After the death of his wife, Zev relies on his nursing home buddy Max (Martin Landau) to remind him of their now-or-never scheme. The plan: Zev will sneak out of their residence and begin a marathon hunt for the Nazi commander who killed both their families. As an aide-mémoire, Max has written out step-by-step instructions, detailing exactly where and how Zev will complete his mission.
The camera rarely leaves Plummer’s face as Zev fumbles from one destination to the next, using Max’s hand-scrawled letter as his flimsy guide. Although Remember’s structure resembles that of a road movie, Egoyan says he didn’t want to “wallow in the landscape.” Instead, he turns his attention inward, exploring Zev’s emotional terrain. Alternately terrified and vengeful, the old man lives entirely in the moment. Egoyan felt Plummer could bring richness to a character whose back story is utterly oblique — even to himself.
“Christopher is so precise,” Egoyan says, “There is this feeling that he is this machine that can do anything, and when that instrument is calibrated in the right way, it can have a devastating effect.”
This is not the first time Egoyan has put Plummer’s meticulousness to work. In 2002, the actor played an aging Canadian customs official in Egoyan’s Genie Award–winning historical drama Ararat. Thanks to that experience, Plummer was similarly confident that Egoyan could provide both the sensitivity and stripped-down direction necessary to pull off Remember’s delicate touches.
“He’s a very good psychiatrist on the movie set,” Plummer explained during an interview at TIFF last month. “And I needed a friend behind the lens on this one.”
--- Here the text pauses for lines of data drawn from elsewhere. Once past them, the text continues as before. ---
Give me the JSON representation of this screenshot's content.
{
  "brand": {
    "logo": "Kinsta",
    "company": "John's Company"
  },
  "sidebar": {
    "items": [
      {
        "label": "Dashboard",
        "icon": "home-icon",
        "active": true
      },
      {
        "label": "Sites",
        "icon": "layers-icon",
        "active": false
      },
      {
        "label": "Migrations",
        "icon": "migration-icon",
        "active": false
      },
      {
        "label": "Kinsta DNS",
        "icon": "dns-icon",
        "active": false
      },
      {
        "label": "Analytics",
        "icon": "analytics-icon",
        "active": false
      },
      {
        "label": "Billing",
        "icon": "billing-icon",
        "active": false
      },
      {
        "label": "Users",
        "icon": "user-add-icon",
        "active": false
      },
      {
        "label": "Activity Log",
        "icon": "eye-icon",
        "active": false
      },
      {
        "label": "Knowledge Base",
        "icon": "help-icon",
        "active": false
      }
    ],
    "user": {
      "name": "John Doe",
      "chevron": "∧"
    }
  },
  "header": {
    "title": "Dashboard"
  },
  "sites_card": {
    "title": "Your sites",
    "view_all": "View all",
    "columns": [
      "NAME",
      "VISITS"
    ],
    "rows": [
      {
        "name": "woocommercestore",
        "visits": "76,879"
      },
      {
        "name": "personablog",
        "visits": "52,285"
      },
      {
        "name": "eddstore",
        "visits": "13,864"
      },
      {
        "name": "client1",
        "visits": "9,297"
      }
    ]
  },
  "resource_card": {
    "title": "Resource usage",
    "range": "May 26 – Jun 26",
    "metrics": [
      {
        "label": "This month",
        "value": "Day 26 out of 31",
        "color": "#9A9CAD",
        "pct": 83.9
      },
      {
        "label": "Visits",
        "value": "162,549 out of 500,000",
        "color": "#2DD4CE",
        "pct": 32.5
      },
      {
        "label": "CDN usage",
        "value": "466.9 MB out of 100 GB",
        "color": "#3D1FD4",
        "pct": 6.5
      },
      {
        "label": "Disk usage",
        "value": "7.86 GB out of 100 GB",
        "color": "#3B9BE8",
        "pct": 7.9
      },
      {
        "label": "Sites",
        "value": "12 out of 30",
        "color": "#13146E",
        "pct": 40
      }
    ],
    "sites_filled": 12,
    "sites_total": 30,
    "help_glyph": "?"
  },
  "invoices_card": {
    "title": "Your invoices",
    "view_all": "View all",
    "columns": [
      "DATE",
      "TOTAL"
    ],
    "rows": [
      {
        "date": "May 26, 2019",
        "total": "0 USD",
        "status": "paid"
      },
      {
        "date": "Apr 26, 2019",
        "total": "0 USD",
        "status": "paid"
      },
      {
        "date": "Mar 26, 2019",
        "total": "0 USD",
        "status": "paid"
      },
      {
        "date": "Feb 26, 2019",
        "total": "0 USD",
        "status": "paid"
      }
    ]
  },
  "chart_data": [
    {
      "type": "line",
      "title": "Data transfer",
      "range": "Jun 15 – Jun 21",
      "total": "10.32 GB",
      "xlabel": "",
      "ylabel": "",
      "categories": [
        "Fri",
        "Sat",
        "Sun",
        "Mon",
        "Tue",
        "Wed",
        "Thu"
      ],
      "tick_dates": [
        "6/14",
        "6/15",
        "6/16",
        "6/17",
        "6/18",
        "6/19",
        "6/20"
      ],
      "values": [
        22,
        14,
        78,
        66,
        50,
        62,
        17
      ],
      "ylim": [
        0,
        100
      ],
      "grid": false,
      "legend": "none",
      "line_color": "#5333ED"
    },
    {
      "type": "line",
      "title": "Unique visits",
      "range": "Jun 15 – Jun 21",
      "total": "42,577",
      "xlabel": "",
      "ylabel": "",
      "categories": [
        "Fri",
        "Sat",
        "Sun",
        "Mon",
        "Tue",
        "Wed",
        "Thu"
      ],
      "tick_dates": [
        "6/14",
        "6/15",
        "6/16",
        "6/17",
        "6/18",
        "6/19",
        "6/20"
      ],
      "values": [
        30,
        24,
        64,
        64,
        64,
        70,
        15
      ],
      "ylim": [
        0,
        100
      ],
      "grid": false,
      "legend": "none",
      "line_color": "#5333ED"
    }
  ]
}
Remember raises tricky issues related to justice and closure. This is more familiar territory for Egoyan, whose landmark films have frequently examined how we process and address the aftermath of trauma. Another tightly wound character piece, The Sweet Hereafter (1997), spotlights a small British Columbia town reeling from a bus crash that killed several local children, whereas Ararat follows a filmmaker attempting to bring the Armenian Genocide to the big screen.
At this year’s festival, Remember received praise for taking the audience on a thrilling ride with surprises along the way.
Although this film marks Egoyan’s first cinematic investigation into the Holocaust, he insists the film is not so much about the war as what happens 70 years later.
“After all this time, it’s not as though these characters have come to terms with history. They’re still as enraged. It’s still as real to them as when it happened. And Martin Landau’s character, Max, at this stage goes rogue. Because he realizes that there won’t be any justice in a conventional sense. So those are fascinating questions.”
Egoyan’s attraction to such provocative subject matter has contributed to his enduring place in Toronto’s film industry — regardless of a project’s thematic or technical challenges, he consistently commits to his vision.
For more than three decades, Egoyan’s career has evolved alongside this city’s broader cinematic transformation, and he considers Toronto the ideal platform from which to launch and maintain a world-class career.
“We’re working at the highest possible level of any film centre,” he says. “So we have not only an amazing festival, we have an amazing practical infrastructure that can work to make films. I think it’s as exciting for filmmakers at the beginning of their career as people who are coming here with a multimillion-dollar production.”
With this year’s festival wrapped, Egoyan is looking forward to enjoying the calm after the storm in his Summerhill home. Since 2012, the director has worked non-stop in both cinema and stage, releasing three films, five theatrical works and four operas. As he reaches the end of this high-output period, Egoyan hopes to embark on a much-needed hiatus.
When not immersed in a film, he likes hanging out at classic Summerhill haunts such as Brownes Bistro as well as newer refuel stations like Boxcar Social. And as for his next project, Egoyan says he’s traded back-to-back jobs for a less breakneck gig.
“At this point I’m just enjoying reading a lot of books.”